You see, I’ve been performing since I was four. Through everything, music had been the most stable chunk of my identity. But somewhere in my teenage years, making music became wrapped up in this grand idea of being Understood. I felt a lot of feelings that I didn’t know how to incorporate into my everyday life, and so I would pour them into my songwriting, creating music that was surprisingly dark and rage-filled for a quiet, mild-mannered girl, thinking that once I wrote the right song everyone around me would Get It.
I self-produced an album, played a ton of shows, and released an EP. I was really proud of what I’d accomplished. But when it came to being Understood, I’d gotten nowhere. Last spring, as I was working on a second music video from my EP, I suddenly found myself out of motivation. I simply didn’t know why I was making music anymore.
Hurt at being so resented, my muse packed up and left. I stopped humming to myself and thinking of lyrics while I rode my bike. This sudden absence of musical creativity was terrifying — if I wasn’t a songwriter, then who was I? I spent many days feeling lost as I tried to figure that out. But I made a bunch of new friends who didn’t know that part of my identity. I wrote a (terrible) NaNoWriMo novel. I started the long climb up the mountain to be assertive and expressive in my everyday life. I got really excited about my career in the music industry. And I started to see that I was a complete person even if I didn't happen to be a person who wrote songs.
Just as I was starting to feel okay in this new life without music, music started to come back to me— the little whispers of lyric ideas, the melodies caught in my ears. It startled me at first, like an old roommate who still had the keys to let herself in. But I tried to put away my judgments and just let it come. Last month, I wrote my first new song in a year.
And so now I’m playing my first show in nine months in Brooklyn on Saturday (shameless plug: it's at 7:30pm at Friends and Lovers!). But I have a completely different perspective on music than I did last spring.
The truth is that music doesn’t owe me anything. Music isn’t going to vindicate me or solve my personal problems. Music can’t make me Understood by the world. But music can be my friend during the wordless moments, a validation of complicated feelings, a way for me to aurally hug other people and tell them they’re not alone.

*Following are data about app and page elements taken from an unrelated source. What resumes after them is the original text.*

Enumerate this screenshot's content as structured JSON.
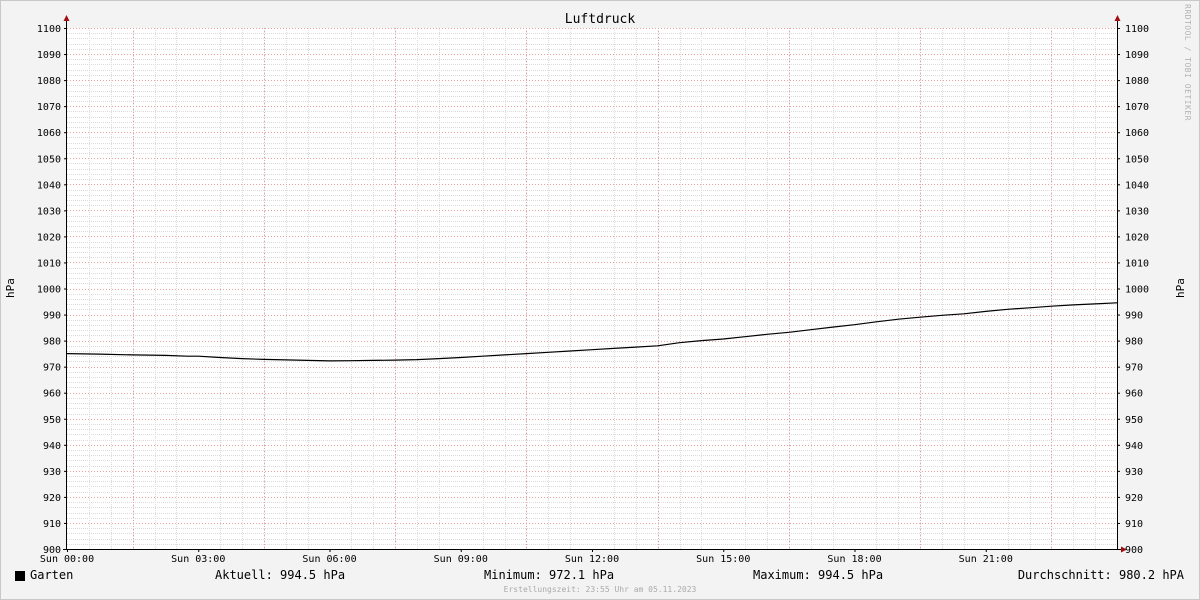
{
  "chart_data": {
    "type": "line",
    "title": "Luftdruck",
    "ylabel_left": "hPa",
    "ylabel_right": "hPa",
    "ylim": [
      900,
      1100
    ],
    "y_ticks": [
      "900",
      "910",
      "920",
      "930",
      "940",
      "950",
      "960",
      "970",
      "980",
      "990",
      "1000",
      "1010",
      "1020",
      "1030",
      "1040",
      "1050",
      "1060",
      "1070",
      "1080",
      "1090",
      "1100"
    ],
    "xlim_hours": [
      0,
      24
    ],
    "x_ticks": [
      {
        "label": "Sun 00:00",
        "hour": 0
      },
      {
        "label": "Sun 03:00",
        "hour": 3
      },
      {
        "label": "Sun 06:00",
        "hour": 6
      },
      {
        "label": "Sun 09:00",
        "hour": 9
      },
      {
        "label": "Sun 12:00",
        "hour": 12
      },
      {
        "label": "Sun 15:00",
        "hour": 15
      },
      {
        "label": "Sun 18:00",
        "hour": 18
      },
      {
        "label": "Sun 21:00",
        "hour": 21
      }
    ],
    "series": [
      {
        "name": "Garten",
        "color": "#000000",
        "x_hours": [
          0,
          0.75,
          1.5,
          2.25,
          2.75,
          3,
          3.5,
          4,
          4.5,
          5,
          5.5,
          6,
          6.5,
          7,
          7.5,
          8,
          8.5,
          9,
          9.5,
          10,
          10.5,
          11,
          11.5,
          12,
          12.5,
          13,
          13.5,
          14,
          14.5,
          15,
          15.5,
          16,
          16.5,
          17,
          17.5,
          18,
          18.5,
          19,
          19.5,
          20,
          20.5,
          21,
          21.5,
          22,
          22.5,
          23,
          23.5,
          24
        ],
        "values": [
          975.0,
          974.8,
          974.5,
          974.3,
          974.0,
          974.0,
          973.5,
          973.1,
          972.8,
          972.6,
          972.4,
          972.2,
          972.3,
          972.4,
          972.5,
          972.7,
          973.1,
          973.5,
          974.0,
          974.5,
          975.0,
          975.5,
          976.0,
          976.5,
          977.0,
          977.5,
          978.0,
          979.2,
          980.0,
          980.6,
          981.5,
          982.4,
          983.2,
          984.2,
          985.2,
          986.1,
          987.2,
          988.2,
          989.0,
          989.7,
          990.3,
          991.2,
          992.0,
          992.6,
          993.2,
          993.7,
          994.1,
          994.5
        ]
      }
    ],
    "grid": true,
    "legend": "bottom-left"
  },
  "legend": {
    "series_name": "Garten",
    "current": "Aktuell: 994.5 hPa",
    "minimum": "Minimum: 972.1 hPa",
    "maximum": "Maximum: 994.5 hPa",
    "average": "Durchschnitt: 980.2 hPA"
  },
  "footer": "Erstellungszeit: 23:55 Uhr am 05.11.2023",
  "watermark": "RRDTOOL / TOBI OETIKER",
  "colors": {
    "background": "#f3f3f3",
    "plot_background": "#ffffff",
    "minor_grid": "#dcdcdc",
    "major_grid": "#e8a0a0",
    "axis_arrow": "#a01010",
    "line": "#000000"
  }
}
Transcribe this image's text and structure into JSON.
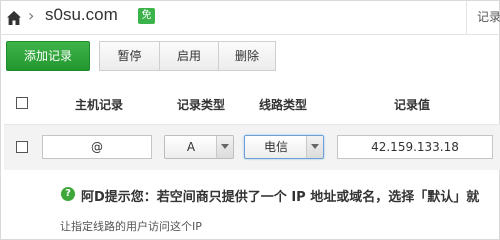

However much or little music decides to be in my life, I will accept it with an open heart full of gratitude, enjoying every small moment my fingertips graze the piano keys.
P.S. I was inspired to write this by this article on Rookie about a writer with writer's block trying to be a normal human. Maybe you'll enjoy it too.